- **Problem statement**: Report, word for word, every line of the material that contains "Android".

- **Exercise material**:
········
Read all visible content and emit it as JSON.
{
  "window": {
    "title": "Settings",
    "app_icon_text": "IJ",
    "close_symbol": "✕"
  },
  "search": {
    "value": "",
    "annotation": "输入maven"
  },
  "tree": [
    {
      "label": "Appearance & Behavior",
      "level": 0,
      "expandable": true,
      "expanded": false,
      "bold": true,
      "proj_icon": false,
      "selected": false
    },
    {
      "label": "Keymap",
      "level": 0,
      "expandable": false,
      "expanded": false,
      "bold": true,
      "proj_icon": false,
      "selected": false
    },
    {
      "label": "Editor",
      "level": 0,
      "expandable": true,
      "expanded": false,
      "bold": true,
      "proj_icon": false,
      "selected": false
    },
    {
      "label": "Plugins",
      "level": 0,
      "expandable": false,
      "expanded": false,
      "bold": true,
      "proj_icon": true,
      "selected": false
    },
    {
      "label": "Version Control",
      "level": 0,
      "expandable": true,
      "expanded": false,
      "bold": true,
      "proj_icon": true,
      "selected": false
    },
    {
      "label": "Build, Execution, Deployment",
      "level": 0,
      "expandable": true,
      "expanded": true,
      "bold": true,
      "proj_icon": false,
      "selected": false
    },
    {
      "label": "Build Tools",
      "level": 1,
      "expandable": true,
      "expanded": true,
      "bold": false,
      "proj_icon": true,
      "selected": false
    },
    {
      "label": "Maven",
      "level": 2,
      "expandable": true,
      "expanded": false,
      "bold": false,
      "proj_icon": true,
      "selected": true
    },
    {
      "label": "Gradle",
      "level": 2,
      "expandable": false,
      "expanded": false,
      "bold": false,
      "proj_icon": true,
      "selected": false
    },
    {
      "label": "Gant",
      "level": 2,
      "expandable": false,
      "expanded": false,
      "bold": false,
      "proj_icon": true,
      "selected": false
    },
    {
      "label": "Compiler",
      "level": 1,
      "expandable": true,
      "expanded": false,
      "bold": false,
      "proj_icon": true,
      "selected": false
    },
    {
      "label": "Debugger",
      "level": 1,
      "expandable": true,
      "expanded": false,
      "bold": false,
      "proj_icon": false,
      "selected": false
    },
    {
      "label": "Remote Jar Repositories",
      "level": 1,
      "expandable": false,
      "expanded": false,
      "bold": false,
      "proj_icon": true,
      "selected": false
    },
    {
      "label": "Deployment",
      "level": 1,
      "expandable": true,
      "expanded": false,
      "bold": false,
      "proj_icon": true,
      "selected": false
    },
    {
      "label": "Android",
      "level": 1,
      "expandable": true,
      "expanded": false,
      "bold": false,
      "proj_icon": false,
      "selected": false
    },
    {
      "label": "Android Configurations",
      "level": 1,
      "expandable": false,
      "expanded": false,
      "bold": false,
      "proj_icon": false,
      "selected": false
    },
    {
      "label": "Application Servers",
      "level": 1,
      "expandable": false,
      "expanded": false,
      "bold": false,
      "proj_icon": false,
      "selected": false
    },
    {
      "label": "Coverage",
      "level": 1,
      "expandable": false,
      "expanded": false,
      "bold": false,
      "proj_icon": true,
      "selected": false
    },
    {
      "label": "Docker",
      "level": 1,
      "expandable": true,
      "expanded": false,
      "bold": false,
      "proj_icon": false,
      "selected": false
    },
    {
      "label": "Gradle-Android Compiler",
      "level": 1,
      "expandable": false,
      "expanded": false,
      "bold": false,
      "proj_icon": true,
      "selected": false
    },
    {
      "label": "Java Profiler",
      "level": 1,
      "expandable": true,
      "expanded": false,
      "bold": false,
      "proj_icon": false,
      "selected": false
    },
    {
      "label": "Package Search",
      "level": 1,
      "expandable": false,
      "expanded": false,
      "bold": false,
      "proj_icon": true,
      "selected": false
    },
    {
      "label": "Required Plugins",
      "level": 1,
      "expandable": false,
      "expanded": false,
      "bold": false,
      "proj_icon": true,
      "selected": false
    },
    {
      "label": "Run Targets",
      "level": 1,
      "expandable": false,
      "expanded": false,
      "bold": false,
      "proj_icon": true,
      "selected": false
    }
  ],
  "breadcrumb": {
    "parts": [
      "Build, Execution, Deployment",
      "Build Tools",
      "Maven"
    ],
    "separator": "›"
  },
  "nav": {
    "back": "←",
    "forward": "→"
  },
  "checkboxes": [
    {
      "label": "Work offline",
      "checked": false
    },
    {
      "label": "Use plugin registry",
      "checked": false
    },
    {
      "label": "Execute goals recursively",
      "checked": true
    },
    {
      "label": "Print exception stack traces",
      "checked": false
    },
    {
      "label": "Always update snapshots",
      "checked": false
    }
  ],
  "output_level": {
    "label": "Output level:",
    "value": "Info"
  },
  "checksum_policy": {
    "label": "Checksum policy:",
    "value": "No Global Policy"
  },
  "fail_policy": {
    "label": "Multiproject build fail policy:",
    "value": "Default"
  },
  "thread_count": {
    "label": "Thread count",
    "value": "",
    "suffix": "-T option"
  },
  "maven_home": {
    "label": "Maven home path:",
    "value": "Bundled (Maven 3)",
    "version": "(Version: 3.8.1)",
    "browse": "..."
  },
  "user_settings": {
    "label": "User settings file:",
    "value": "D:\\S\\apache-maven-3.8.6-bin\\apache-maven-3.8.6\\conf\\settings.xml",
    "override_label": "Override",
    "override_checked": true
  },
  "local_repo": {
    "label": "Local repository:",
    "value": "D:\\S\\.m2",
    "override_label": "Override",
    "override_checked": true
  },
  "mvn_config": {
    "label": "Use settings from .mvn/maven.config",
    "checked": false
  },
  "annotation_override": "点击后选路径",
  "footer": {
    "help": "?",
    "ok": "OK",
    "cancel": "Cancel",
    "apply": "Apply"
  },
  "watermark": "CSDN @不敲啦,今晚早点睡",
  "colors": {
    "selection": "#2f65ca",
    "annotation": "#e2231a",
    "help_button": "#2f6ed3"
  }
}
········
- **Written response**:
      "label": "Android",
      "label": "Android Configurations",
      "label": "Gradle-Android Compiler",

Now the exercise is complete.